Segment Start: The records
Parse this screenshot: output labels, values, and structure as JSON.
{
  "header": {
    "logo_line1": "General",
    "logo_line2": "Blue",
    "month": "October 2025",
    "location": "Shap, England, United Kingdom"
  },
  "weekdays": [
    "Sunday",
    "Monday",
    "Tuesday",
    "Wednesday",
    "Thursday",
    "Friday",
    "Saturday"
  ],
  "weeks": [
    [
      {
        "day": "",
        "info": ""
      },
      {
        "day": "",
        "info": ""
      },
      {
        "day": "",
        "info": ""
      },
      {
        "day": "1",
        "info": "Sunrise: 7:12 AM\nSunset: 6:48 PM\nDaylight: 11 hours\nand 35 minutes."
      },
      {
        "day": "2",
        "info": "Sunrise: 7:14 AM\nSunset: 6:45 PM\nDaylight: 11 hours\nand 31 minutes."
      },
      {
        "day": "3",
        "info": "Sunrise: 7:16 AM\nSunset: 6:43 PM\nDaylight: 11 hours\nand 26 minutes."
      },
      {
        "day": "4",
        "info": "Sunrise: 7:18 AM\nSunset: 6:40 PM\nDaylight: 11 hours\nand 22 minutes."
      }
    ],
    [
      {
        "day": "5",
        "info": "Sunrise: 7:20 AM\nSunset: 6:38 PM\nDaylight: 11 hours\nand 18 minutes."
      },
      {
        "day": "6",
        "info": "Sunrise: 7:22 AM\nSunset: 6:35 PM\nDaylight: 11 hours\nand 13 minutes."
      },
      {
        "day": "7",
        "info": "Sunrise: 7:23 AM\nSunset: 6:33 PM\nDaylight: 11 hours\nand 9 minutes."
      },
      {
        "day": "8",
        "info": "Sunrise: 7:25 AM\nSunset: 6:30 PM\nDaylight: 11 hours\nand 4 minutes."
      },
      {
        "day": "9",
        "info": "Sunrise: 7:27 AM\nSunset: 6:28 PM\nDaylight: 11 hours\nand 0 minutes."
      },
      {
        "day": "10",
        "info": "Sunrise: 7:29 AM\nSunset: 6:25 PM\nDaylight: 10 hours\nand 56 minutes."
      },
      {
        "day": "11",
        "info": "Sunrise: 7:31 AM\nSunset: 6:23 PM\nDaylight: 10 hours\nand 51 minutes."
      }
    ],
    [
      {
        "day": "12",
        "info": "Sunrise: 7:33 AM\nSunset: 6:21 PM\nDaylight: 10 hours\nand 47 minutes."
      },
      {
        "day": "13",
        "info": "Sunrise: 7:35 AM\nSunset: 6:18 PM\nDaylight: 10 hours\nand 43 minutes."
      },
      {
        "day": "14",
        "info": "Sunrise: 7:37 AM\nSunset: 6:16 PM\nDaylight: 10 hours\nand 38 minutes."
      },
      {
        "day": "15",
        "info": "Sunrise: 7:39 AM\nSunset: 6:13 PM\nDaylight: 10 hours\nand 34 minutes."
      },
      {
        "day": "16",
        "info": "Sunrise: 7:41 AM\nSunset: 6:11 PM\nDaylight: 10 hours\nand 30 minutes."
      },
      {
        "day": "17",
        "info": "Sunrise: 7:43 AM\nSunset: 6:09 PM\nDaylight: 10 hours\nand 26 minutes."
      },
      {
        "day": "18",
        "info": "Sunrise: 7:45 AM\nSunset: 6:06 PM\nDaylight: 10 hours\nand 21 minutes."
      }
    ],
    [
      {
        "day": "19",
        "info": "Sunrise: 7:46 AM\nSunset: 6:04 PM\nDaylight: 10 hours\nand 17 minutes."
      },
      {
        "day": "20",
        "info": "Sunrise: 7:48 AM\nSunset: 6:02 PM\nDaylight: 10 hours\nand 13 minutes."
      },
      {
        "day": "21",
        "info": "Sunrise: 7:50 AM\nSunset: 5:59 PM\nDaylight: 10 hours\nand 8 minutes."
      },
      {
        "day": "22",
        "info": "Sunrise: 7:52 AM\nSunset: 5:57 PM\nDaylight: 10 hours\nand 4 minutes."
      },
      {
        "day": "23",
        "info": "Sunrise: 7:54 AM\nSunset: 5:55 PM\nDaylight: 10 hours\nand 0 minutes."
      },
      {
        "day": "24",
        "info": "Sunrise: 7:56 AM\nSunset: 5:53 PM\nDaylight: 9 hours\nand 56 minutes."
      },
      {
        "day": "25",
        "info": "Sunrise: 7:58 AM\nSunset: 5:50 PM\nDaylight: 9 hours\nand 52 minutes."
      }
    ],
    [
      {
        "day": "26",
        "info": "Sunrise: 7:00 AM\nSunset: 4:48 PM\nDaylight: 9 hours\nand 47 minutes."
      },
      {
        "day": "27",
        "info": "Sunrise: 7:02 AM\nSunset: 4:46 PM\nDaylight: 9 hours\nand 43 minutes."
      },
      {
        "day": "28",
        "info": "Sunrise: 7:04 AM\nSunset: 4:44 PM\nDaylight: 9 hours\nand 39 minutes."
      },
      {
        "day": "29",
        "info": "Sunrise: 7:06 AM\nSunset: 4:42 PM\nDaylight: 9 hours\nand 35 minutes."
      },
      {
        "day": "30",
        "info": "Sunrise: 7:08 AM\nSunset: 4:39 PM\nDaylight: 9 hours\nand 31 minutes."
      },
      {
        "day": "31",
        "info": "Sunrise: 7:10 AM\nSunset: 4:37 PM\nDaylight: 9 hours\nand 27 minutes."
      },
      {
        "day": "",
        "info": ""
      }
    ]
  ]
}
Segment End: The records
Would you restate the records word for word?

Parse this screenshot: output labels, values, and structure as JSON.
{
  "header": {
    "logo_line1": "General",
    "logo_line2": "Blue",
    "month": "October 2025",
    "location": "Shap, England, United Kingdom"
  },
  "weekdays": [
    "Sunday",
    "Monday",
    "Tuesday",
    "Wednesday",
    "Thursday",
    "Friday",
    "Saturday"
  ],
  "weeks": [
    [
      {
        "day": "",
        "info": ""
      },
      {
        "day": "",
        "info": ""
      },
      {
        "day": "",
        "info": ""
      },
      {
        "day": "1",
        "info": "Sunrise: 7:12 AM\nSunset: 6:48 PM\nDaylight: 11 hours\nand 35 minutes."
      },
      {
        "day": "2",
        "info": "Sunrise: 7:14 AM\nSunset: 6:45 PM\nDaylight: 11 hours\nand 31 minutes."
      },
      {
        "day": "3",
        "info": "Sunrise: 7:16 AM\nSunset: 6:43 PM\nDaylight: 11 hours\nand 26 minutes."
      },
      {
        "day": "4",
        "info": "Sunrise: 7:18 AM\nSunset: 6:40 PM\nDaylight: 11 hours\nand 22 minutes."
      }
    ],
    [
      {
        "day": "5",
        "info": "Sunrise: 7:20 AM\nSunset: 6:38 PM\nDaylight: 11 hours\nand 18 minutes."
      },
      {
        "day": "6",
        "info": "Sunrise: 7:22 AM\nSunset: 6:35 PM\nDaylight: 11 hours\nand 13 minutes."
      },
      {
        "day": "7",
        "info": "Sunrise: 7:23 AM\nSunset: 6:33 PM\nDaylight: 11 hours\nand 9 minutes."
      },
      {
        "day": "8",
        "info": "Sunrise: 7:25 AM\nSunset: 6:30 PM\nDaylight: 11 hours\nand 4 minutes."
      },
      {
        "day": "9",
        "info": "Sunrise: 7:27 AM\nSunset: 6:28 PM\nDaylight: 11 hours\nand 0 minutes."
      },
      {
        "day": "10",
        "info": "Sunrise: 7:29 AM\nSunset: 6:25 PM\nDaylight: 10 hours\nand 56 minutes."
      },
      {
        "day": "11",
        "info": "Sunrise: 7:31 AM\nSunset: 6:23 PM\nDaylight: 10 hours\nand 51 minutes."
      }
    ],
    [
      {
        "day": "12",
        "info": "Sunrise: 7:33 AM\nSunset: 6:21 PM\nDaylight: 10 hours\nand 47 minutes."
      },
      {
        "day": "13",
        "info": "Sunrise: 7:35 AM\nSunset: 6:18 PM\nDaylight: 10 hours\nand 43 minutes."
      },
      {
        "day": "14",
        "info": "Sunrise: 7:37 AM\nSunset: 6:16 PM\nDaylight: 10 hours\nand 38 minutes."
      },
      {
        "day": "15",
        "info": "Sunrise: 7:39 AM\nSunset: 6:13 PM\nDaylight: 10 hours\nand 34 minutes."
      },
      {
        "day": "16",
        "info": "Sunrise: 7:41 AM\nSunset: 6:11 PM\nDaylight: 10 hours\nand 30 minutes."
      },
      {
        "day": "17",
        "info": "Sunrise: 7:43 AM\nSunset: 6:09 PM\nDaylight: 10 hours\nand 26 minutes."
      },
      {
        "day": "18",
        "info": "Sunrise: 7:45 AM\nSunset: 6:06 PM\nDaylight: 10 hours\nand 21 minutes."
      }
    ],
    [
      {
        "day": "19",
        "info": "Sunrise: 7:46 AM\nSunset: 6:04 PM\nDaylight: 10 hours\nand 17 minutes."
      },
      {
        "day": "20",
        "info": "Sunrise: 7:48 AM\nSunset: 6:02 PM\nDaylight: 10 hours\nand 13 minutes."
      },
      {
        "day": "21",
        "info": "Sunrise: 7:50 AM\nSunset: 5:59 PM\nDaylight: 10 hours\nand 8 minutes."
      },
      {
        "day": "22",
        "info": "Sunrise: 7:52 AM\nSunset: 5:57 PM\nDaylight: 10 hours\nand 4 minutes."
      },
      {
        "day": "23",
        "info": "Sunrise: 7:54 AM\nSunset: 5:55 PM\nDaylight: 10 hours\nand 0 minutes."
      },
      {
        "day": "24",
        "info": "Sunrise: 7:56 AM\nSunset: 5:53 PM\nDaylight: 9 hours\nand 56 minutes."
      },
      {
        "day": "25",
        "info": "Sunrise: 7:58 AM\nSunset: 5:50 PM\nDaylight: 9 hours\nand 52 minutes."
      }
    ],
    [
      {
        "day": "26",
        "info": "Sunrise: 7:00 AM\nSunset: 4:48 PM\nDaylight: 9 hours\nand 47 minutes."
      },
      {
        "day": "27",
        "info": "Sunrise: 7:02 AM\nSunset: 4:46 PM\nDaylight: 9 hours\nand 43 minutes."
      },
      {
        "day": "28",
        "info": "Sunrise: 7:04 AM\nSunset: 4:44 PM\nDaylight: 9 hours\nand 39 minutes."
      },
      {
        "day": "29",
        "info": "Sunrise: 7:06 AM\nSunset: 4:42 PM\nDaylight: 9 hours\nand 35 minutes."
      },
      {
        "day": "30",
        "info": "Sunrise: 7:08 AM\nSunset: 4:39 PM\nDaylight: 9 hours\nand 31 minutes."
      },
      {
        "day": "31",
        "info": "Sunrise: 7:10 AM\nSunset: 4:37 PM\nDaylight: 9 hours\nand 27 minutes."
      },
      {
        "day": "",
        "info": ""
      }
    ]
  ]
}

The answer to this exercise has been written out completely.